Effect of Catechins on Upper Respiratory Tract Infections in Winter: A Randomized, Placebo-Controlled, Double-Blinded Trial
Tea catechins are plant-derived compounds that improve immune functions. Previous randomized control trials have demonstrated the efficacy of primarily epi-type catechins against upper respiratory tract infections (URTIs). Green tea can be consumed in several ways, including popular bottled beverages. These beverages, however, require sterilization during manufacturing, which results in catechin isomerization. We conducted a randomized, double-blinded, placebo-controlled trial involving healthy Japanese participants to evaluate whether catechin consumption via bottled beverages has an alleviating effect on the duration and severity of URTIs in winter.
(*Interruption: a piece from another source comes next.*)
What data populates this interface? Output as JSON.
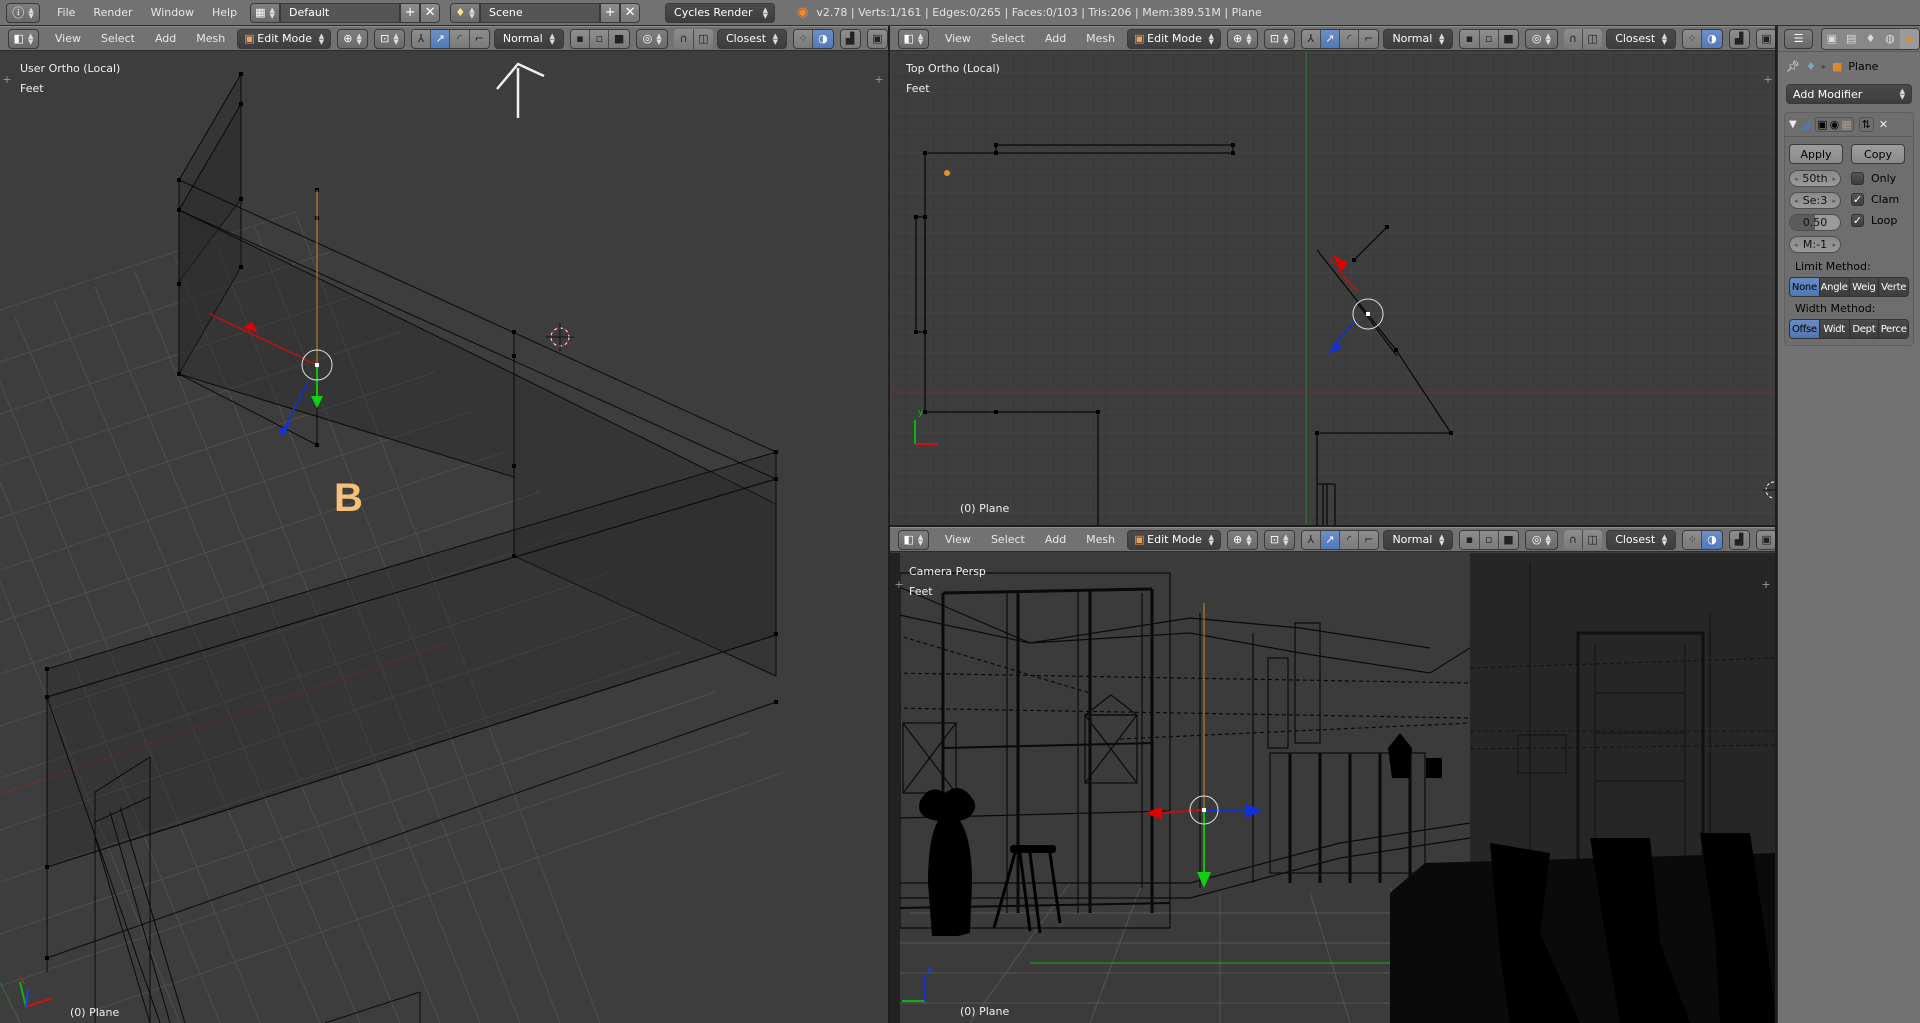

The catechin group (490 mg catechin, 0.14%, containing 59% epi-type catechin, n = 55) showed reduced durations of running nose, nasal congestion, and headache, compared with the placebo group (0 mg catechin, n = 54; p = 0.013, 0.018, and <0.001, respectively). Furthermore, when considering physical symptoms, the duration of nasopharyngeal symptoms improved significantly in the catechin group (p < 0.001) compared with that in the control group. The daily consumption of catechin thus reduced the duration and severity of URTIs in healthy men and women. Humans are regularly exposed to several potential infectious threats, and the oral administration of heat-epimerized tea catechins might help prevent and reduce the severity of URTIs.
Ozato, N., Yamaguchi, T., Kusaura, T., Kitazawa, H., Hibi, M., Osaki, N., & Ono, T. (2022, April 29). Effect of Catechins on Upper Respiratory Tract Infections in Winter: A Randomized, Placebo-Controlled, Double-Blinded Trial. MDPI. Retrieved September 7, 2022, from https://www.mdpi.com/2072-6643/14/9/1856